━━━━━ Data to use ━━━━━
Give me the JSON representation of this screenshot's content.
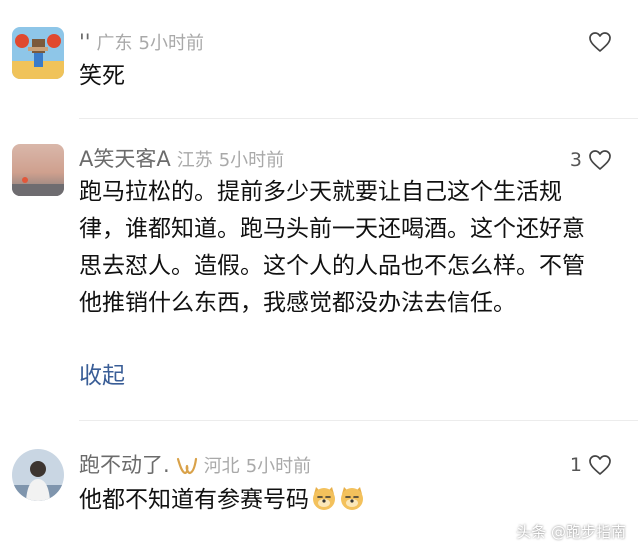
{
  "comments": [
    {
      "name": "''",
      "location": "广东",
      "time": "5小时前",
      "text": "笑死",
      "likes": ""
    },
    {
      "name": "A笑天客A",
      "location": "江苏",
      "time": "5小时前",
      "text": "跑马拉松的。提前多少天就要让自己这个生活规律，谁都知道。跑马头前一天还喝酒。这个还好意思去怼人。造假。这个人的人品也不怎么样。不管他推销什么东西，我感觉都没办法去信任。",
      "collapse_label": "收起",
      "likes": "3"
    },
    {
      "name": "跑不动了.",
      "location": "河北",
      "time": "5小时前",
      "text": "他都不知道有参赛号码",
      "likes": "1"
    }
  ],
  "watermark": "头条 @跑步指南",
  "colors": {
    "link": "#3a5e97",
    "meta": "#a9a9a9",
    "name": "#6b6b6b",
    "badge": "#d9a24a"
  },
  "icons": [
    "heart-outline-icon",
    "member-badge-icon",
    "doge-emoji-icon"
  ]
}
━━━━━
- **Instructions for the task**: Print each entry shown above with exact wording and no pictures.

- **Solution to this task**:
Give me the JSON representation of this screenshot's content.
{
  "comments": [
    {
      "name": "''",
      "location": "广东",
      "time": "5小时前",
      "text": "笑死",
      "likes": ""
    },
    {
      "name": "A笑天客A",
      "location": "江苏",
      "time": "5小时前",
      "text": "跑马拉松的。提前多少天就要让自己这个生活规律，谁都知道。跑马头前一天还喝酒。这个还好意思去怼人。造假。这个人的人品也不怎么样。不管他推销什么东西，我感觉都没办法去信任。",
      "collapse_label": "收起",
      "likes": "3"
    },
    {
      "name": "跑不动了.",
      "location": "河北",
      "time": "5小时前",
      "text": "他都不知道有参赛号码",
      "likes": "1"
    }
  ],
  "watermark": "头条 @跑步指南",
  "colors": {
    "link": "#3a5e97",
    "meta": "#a9a9a9",
    "name": "#6b6b6b",
    "badge": "#d9a24a"
  },
  "icons": [
    "heart-outline-icon",
    "member-badge-icon",
    "doge-emoji-icon"
  ]
}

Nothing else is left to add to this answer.